(Website and app data records)
════════

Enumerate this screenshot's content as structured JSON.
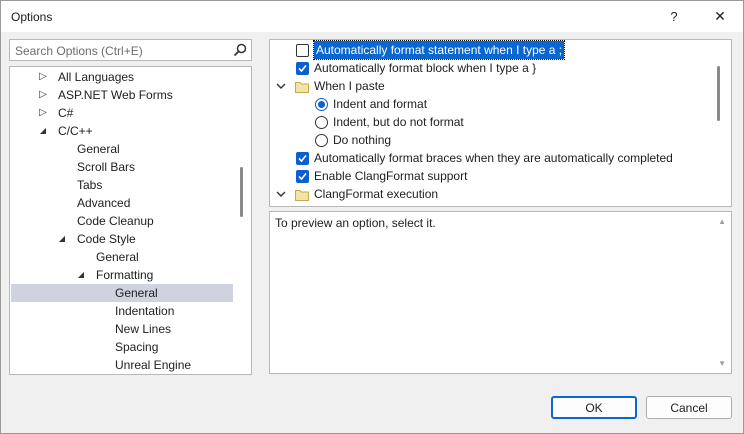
{
  "window": {
    "title": "Options",
    "help_glyph": "?",
    "close_glyph": "✕"
  },
  "search": {
    "placeholder": "Search Options (Ctrl+E)",
    "icon": "search-icon"
  },
  "tree": {
    "items": [
      {
        "label": "All Languages",
        "level": 0,
        "expander": "collapsed"
      },
      {
        "label": "ASP.NET Web Forms",
        "level": 0,
        "expander": "collapsed"
      },
      {
        "label": "C#",
        "level": 0,
        "expander": "collapsed"
      },
      {
        "label": "C/C++",
        "level": 0,
        "expander": "expanded"
      },
      {
        "label": "General",
        "level": 1,
        "expander": "none"
      },
      {
        "label": "Scroll Bars",
        "level": 1,
        "expander": "none"
      },
      {
        "label": "Tabs",
        "level": 1,
        "expander": "none"
      },
      {
        "label": "Advanced",
        "level": 1,
        "expander": "none"
      },
      {
        "label": "Code Cleanup",
        "level": 1,
        "expander": "none"
      },
      {
        "label": "Code Style",
        "level": 1,
        "expander": "expanded"
      },
      {
        "label": "General",
        "level": 2,
        "expander": "none"
      },
      {
        "label": "Formatting",
        "level": 2,
        "expander": "expanded"
      },
      {
        "label": "General",
        "level": 3,
        "expander": "none",
        "selected": true
      },
      {
        "label": "Indentation",
        "level": 3,
        "expander": "none"
      },
      {
        "label": "New Lines",
        "level": 3,
        "expander": "none"
      },
      {
        "label": "Spacing",
        "level": 3,
        "expander": "none"
      },
      {
        "label": "Unreal Engine",
        "level": 3,
        "expander": "none"
      }
    ]
  },
  "options": {
    "rows": [
      {
        "kind": "checkbox",
        "label": "Automatically format statement when I type a ;",
        "checked": false,
        "focused": true
      },
      {
        "kind": "checkbox",
        "label": "Automatically format block when I type a }",
        "checked": true
      },
      {
        "kind": "group",
        "label": "When I paste",
        "expanded": true
      },
      {
        "kind": "radio",
        "label": "Indent and format",
        "checked": true
      },
      {
        "kind": "radio",
        "label": "Indent, but do not format",
        "checked": false
      },
      {
        "kind": "radio",
        "label": "Do nothing",
        "checked": false
      },
      {
        "kind": "checkbox",
        "label": "Automatically format braces when they are automatically completed",
        "checked": true
      },
      {
        "kind": "checkbox",
        "label": "Enable ClangFormat support",
        "checked": true
      },
      {
        "kind": "group",
        "label": "ClangFormat execution",
        "expanded": true
      }
    ]
  },
  "description": {
    "text": "To preview an option, select it."
  },
  "buttons": {
    "ok": "OK",
    "cancel": "Cancel"
  },
  "colors": {
    "accent": "#0a5fd1",
    "selection": "#cfd3e0",
    "border": "#b8b8b8"
  }
}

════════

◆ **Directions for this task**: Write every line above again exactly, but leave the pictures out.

◆ **Expected answer**:
Enumerate this screenshot's content as structured JSON.
{
  "window": {
    "title": "Options",
    "help_glyph": "?",
    "close_glyph": "✕"
  },
  "search": {
    "placeholder": "Search Options (Ctrl+E)",
    "icon": "search-icon"
  },
  "tree": {
    "items": [
      {
        "label": "All Languages",
        "level": 0,
        "expander": "collapsed"
      },
      {
        "label": "ASP.NET Web Forms",
        "level": 0,
        "expander": "collapsed"
      },
      {
        "label": "C#",
        "level": 0,
        "expander": "collapsed"
      },
      {
        "label": "C/C++",
        "level": 0,
        "expander": "expanded"
      },
      {
        "label": "General",
        "level": 1,
        "expander": "none"
      },
      {
        "label": "Scroll Bars",
        "level": 1,
        "expander": "none"
      },
      {
        "label": "Tabs",
        "level": 1,
        "expander": "none"
      },
      {
        "label": "Advanced",
        "level": 1,
        "expander": "none"
      },
      {
        "label": "Code Cleanup",
        "level": 1,
        "expander": "none"
      },
      {
        "label": "Code Style",
        "level": 1,
        "expander": "expanded"
      },
      {
        "label": "General",
        "level": 2,
        "expander": "none"
      },
      {
        "label": "Formatting",
        "level": 2,
        "expander": "expanded"
      },
      {
        "label": "General",
        "level": 3,
        "expander": "none",
        "selected": true
      },
      {
        "label": "Indentation",
        "level": 3,
        "expander": "none"
      },
      {
        "label": "New Lines",
        "level": 3,
        "expander": "none"
      },
      {
        "label": "Spacing",
        "level": 3,
        "expander": "none"
      },
      {
        "label": "Unreal Engine",
        "level": 3,
        "expander": "none"
      }
    ]
  },
  "options": {
    "rows": [
      {
        "kind": "checkbox",
        "label": "Automatically format statement when I type a ;",
        "checked": false,
        "focused": true
      },
      {
        "kind": "checkbox",
        "label": "Automatically format block when I type a }",
        "checked": true
      },
      {
        "kind": "group",
        "label": "When I paste",
        "expanded": true
      },
      {
        "kind": "radio",
        "label": "Indent and format",
        "checked": true
      },
      {
        "kind": "radio",
        "label": "Indent, but do not format",
        "checked": false
      },
      {
        "kind": "radio",
        "label": "Do nothing",
        "checked": false
      },
      {
        "kind": "checkbox",
        "label": "Automatically format braces when they are automatically completed",
        "checked": true
      },
      {
        "kind": "checkbox",
        "label": "Enable ClangFormat support",
        "checked": true
      },
      {
        "kind": "group",
        "label": "ClangFormat execution",
        "expanded": true
      }
    ]
  },
  "description": {
    "text": "To preview an option, select it."
  },
  "buttons": {
    "ok": "OK",
    "cancel": "Cancel"
  },
  "colors": {
    "accent": "#0a5fd1",
    "selection": "#cfd3e0",
    "border": "#b8b8b8"
  }
}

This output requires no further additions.